**DIRECTIONS**
How many lines in the entries below include the string "JSON"? Answer with the number only.

**DATA PROVIDED**
---

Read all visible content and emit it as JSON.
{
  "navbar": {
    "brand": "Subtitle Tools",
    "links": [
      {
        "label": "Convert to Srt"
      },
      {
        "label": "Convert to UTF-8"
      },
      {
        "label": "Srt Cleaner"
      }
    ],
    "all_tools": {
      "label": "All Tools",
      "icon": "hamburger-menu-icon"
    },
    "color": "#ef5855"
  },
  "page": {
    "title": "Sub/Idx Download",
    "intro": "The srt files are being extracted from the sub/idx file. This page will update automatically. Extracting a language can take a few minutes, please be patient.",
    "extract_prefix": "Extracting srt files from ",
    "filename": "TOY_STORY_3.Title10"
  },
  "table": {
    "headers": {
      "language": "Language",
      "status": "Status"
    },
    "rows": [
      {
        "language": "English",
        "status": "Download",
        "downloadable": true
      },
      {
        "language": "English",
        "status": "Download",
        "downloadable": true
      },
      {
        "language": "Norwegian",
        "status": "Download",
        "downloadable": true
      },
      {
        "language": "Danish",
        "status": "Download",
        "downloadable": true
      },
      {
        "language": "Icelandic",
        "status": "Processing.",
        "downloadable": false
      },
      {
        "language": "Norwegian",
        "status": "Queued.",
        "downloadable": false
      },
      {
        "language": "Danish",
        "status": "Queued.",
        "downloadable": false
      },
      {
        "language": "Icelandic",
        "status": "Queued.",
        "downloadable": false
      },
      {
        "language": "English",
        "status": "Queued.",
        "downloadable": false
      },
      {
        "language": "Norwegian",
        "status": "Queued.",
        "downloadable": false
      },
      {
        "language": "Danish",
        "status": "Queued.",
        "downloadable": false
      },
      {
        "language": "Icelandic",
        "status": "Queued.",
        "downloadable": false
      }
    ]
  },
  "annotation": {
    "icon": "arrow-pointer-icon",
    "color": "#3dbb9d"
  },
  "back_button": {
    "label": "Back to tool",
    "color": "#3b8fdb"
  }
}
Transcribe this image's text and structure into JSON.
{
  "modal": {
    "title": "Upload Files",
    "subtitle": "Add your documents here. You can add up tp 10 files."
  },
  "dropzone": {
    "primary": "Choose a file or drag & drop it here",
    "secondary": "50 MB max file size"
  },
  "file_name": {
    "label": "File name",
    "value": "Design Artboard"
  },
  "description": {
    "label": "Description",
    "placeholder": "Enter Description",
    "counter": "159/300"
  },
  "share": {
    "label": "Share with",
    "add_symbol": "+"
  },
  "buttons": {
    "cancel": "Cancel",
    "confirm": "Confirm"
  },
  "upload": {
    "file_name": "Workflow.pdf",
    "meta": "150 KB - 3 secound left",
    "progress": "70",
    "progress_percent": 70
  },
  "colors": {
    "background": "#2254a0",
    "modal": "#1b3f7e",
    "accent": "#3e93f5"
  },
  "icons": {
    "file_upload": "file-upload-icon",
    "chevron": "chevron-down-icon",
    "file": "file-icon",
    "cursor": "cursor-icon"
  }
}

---

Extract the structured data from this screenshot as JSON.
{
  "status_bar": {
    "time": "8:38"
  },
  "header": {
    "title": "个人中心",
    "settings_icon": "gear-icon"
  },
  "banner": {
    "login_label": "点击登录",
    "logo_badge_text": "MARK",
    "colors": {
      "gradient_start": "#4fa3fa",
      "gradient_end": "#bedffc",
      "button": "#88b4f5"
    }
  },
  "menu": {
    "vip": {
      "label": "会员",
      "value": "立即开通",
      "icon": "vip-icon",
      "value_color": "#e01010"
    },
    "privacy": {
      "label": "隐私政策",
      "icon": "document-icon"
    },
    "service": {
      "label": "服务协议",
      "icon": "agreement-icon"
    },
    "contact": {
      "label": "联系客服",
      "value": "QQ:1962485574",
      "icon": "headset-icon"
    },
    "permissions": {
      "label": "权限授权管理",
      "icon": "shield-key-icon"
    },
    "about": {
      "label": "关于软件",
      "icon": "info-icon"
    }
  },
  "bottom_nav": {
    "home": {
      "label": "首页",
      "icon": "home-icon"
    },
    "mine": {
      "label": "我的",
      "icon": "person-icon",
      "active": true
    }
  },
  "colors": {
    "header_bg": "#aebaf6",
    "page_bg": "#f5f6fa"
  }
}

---

**ANSWER SPACE**
3